Q: What are some of the exciting features of the new website and how the public and educators will be able to interact with and use it?

The new website will launch in early May, thanks to the generous support of our founding content partners, the Gatsby and Kavli Foundations. It's organized with pull-down menus for different topics: introductory articles will lead with a click to those with more details, and one will be able to "drill down" to find the level of information that one desires. "Meet the Researcher" will acquaint viewers with the people advancing our knowledge. Social media (Facebook, Twitter, blogs) will engage viewers. "Ask an Expert" will provide opportunities to ask questions and get answers; polls will assess the depth of interest in different subjects that will then be presented on the site. We think that people will be able sense the thrill of scientific discovery as they expand their knowledge of brain and mind.
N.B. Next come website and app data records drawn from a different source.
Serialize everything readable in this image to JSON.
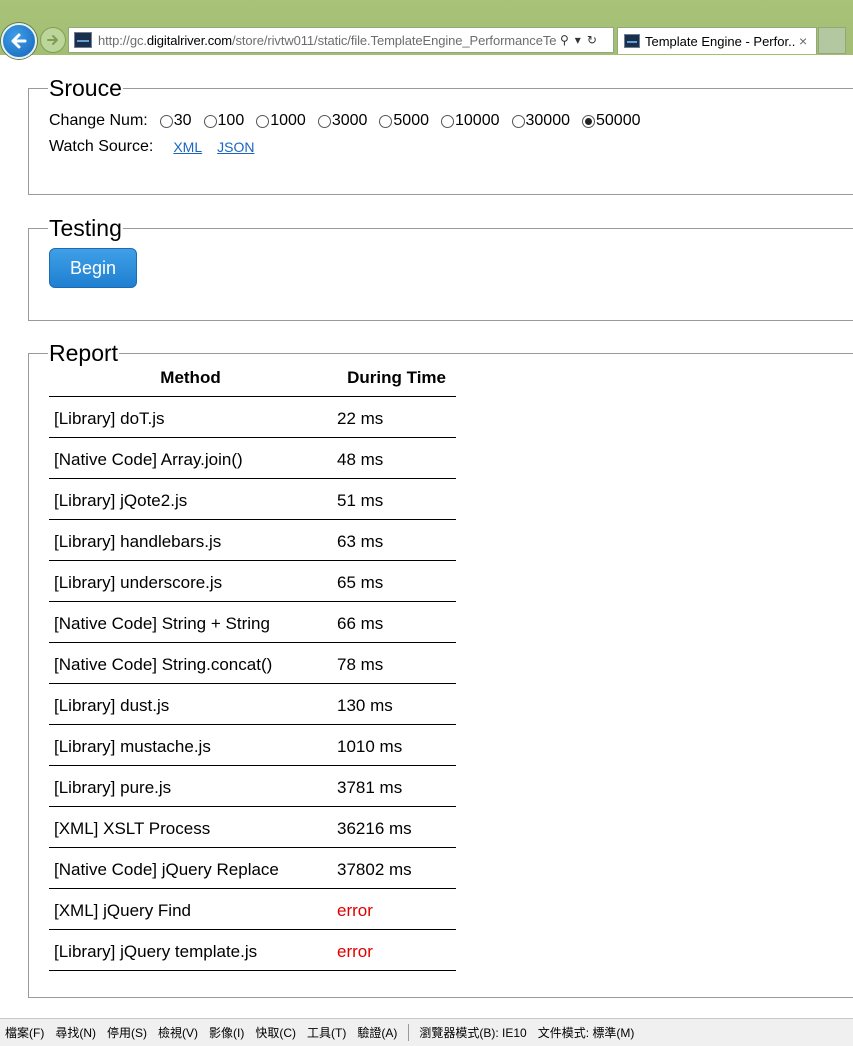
{
  "browser": {
    "address_prefix": "http://gc.",
    "address_domain": "digitalriver.com",
    "address_rest": "/store/rivtw011/static/file.TemplateEngine_PerformanceTe",
    "tab_title": "Template Engine - Perfor...",
    "tab_close": "×",
    "search_glyph": "⚲",
    "dropdown_glyph": "▾",
    "refresh_glyph": "↻"
  },
  "source": {
    "legend": "Srouce",
    "change_num_label": "Change Num:",
    "options": [
      {
        "label": "30",
        "checked": false
      },
      {
        "label": "100",
        "checked": false
      },
      {
        "label": "1000",
        "checked": false
      },
      {
        "label": "3000",
        "checked": false
      },
      {
        "label": "5000",
        "checked": false
      },
      {
        "label": "10000",
        "checked": false
      },
      {
        "label": "30000",
        "checked": false
      },
      {
        "label": "50000",
        "checked": true
      }
    ],
    "watch_source_label": "Watch Source:",
    "links": {
      "xml": "XML",
      "json": "JSON"
    }
  },
  "testing": {
    "legend": "Testing",
    "begin_label": "Begin"
  },
  "report": {
    "legend": "Report",
    "headers": {
      "method": "Method",
      "time": "During Time"
    },
    "rows": [
      {
        "method": "[Library] doT.js",
        "time": "22 ms",
        "error": false
      },
      {
        "method": "[Native Code] Array.join()",
        "time": "48 ms",
        "error": false
      },
      {
        "method": "[Library] jQote2.js",
        "time": "51 ms",
        "error": false
      },
      {
        "method": "[Library] handlebars.js",
        "time": "63 ms",
        "error": false
      },
      {
        "method": "[Library] underscore.js",
        "time": "65 ms",
        "error": false
      },
      {
        "method": "[Native Code] String + String",
        "time": "66 ms",
        "error": false
      },
      {
        "method": "[Native Code] String.concat()",
        "time": "78 ms",
        "error": false
      },
      {
        "method": "[Library] dust.js",
        "time": "130 ms",
        "error": false
      },
      {
        "method": "[Library] mustache.js",
        "time": "1010 ms",
        "error": false
      },
      {
        "method": "[Library] pure.js",
        "time": "3781 ms",
        "error": false
      },
      {
        "method": "[XML] XSLT Process",
        "time": "36216 ms",
        "error": false
      },
      {
        "method": "[Native Code] jQuery Replace",
        "time": "37802 ms",
        "error": false
      },
      {
        "method": "[XML] jQuery Find",
        "time": "error",
        "error": true
      },
      {
        "method": "[Library] jQuery template.js",
        "time": "error",
        "error": true
      }
    ]
  },
  "statusbar": {
    "menus": [
      "檔案(F)",
      "尋找(N)",
      "停用(S)",
      "檢視(V)",
      "影像(I)",
      "快取(C)",
      "工具(T)",
      "驗證(A)"
    ],
    "browser_mode": "瀏覽器模式(B): IE10",
    "document_mode": "文件模式: 標準(M)"
  },
  "colors": {
    "chrome": "#a3be74",
    "link": "#1a66c2",
    "button": "#2b8ddc",
    "error": "#e00000"
  }
}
Q: What are some “neuromyths” that you hope BrainFacts.Org will dispel?

One prevalent neuromyth is that “we only use 10 percent of our brain.” Not true! We use all of our brain - although not all at the same time. One can easily appreciate this from the fact that a stroke impairs our performance no matter where in the brain it occurs. “Listening to classical music makes you smarter"”- often referred to as “the Mozart effect.” Unfortunately repeated testing has not supported this charming idea. The idea that “brain damage is permanent” turns out to be incorrect. We've learned that remarkable levels of recovery can be achieved with therapy and training. Many believe that “drinking alcohol kills brain cells.” Of course drinking heavily and chronically will kill brain cells, but moderate levels (e.g. a glass of wine) do not and appear to be healthful.

Q: How will the Kavli Institute for Brain and Mind at UC San Diego be involved in this new venture?

The KIBM has the overarching goal of bringing together neuroscientists, psychologists, cognitive scientists, linguists, anthropologists and others to link our understanding of the mechanisms of the brain to the behavior of the mind. It nurtures research activity in the La Jolla community. New insights into the functions of adult neurogenesis and the process of infant language learning, by KIBM researchers, are just a few of the local discoveries that are likely to be part of I, Terry Sejnowski [of UC San Diego and the Salk Institute] and others at the Institute will be reviewing and editing material for the website. Fred Kavli and the Kavli Foundation are keenly interested both in fostering scientific discovery and in promoting public education. We are very fortunate to enjoy their support of both of these important objectives!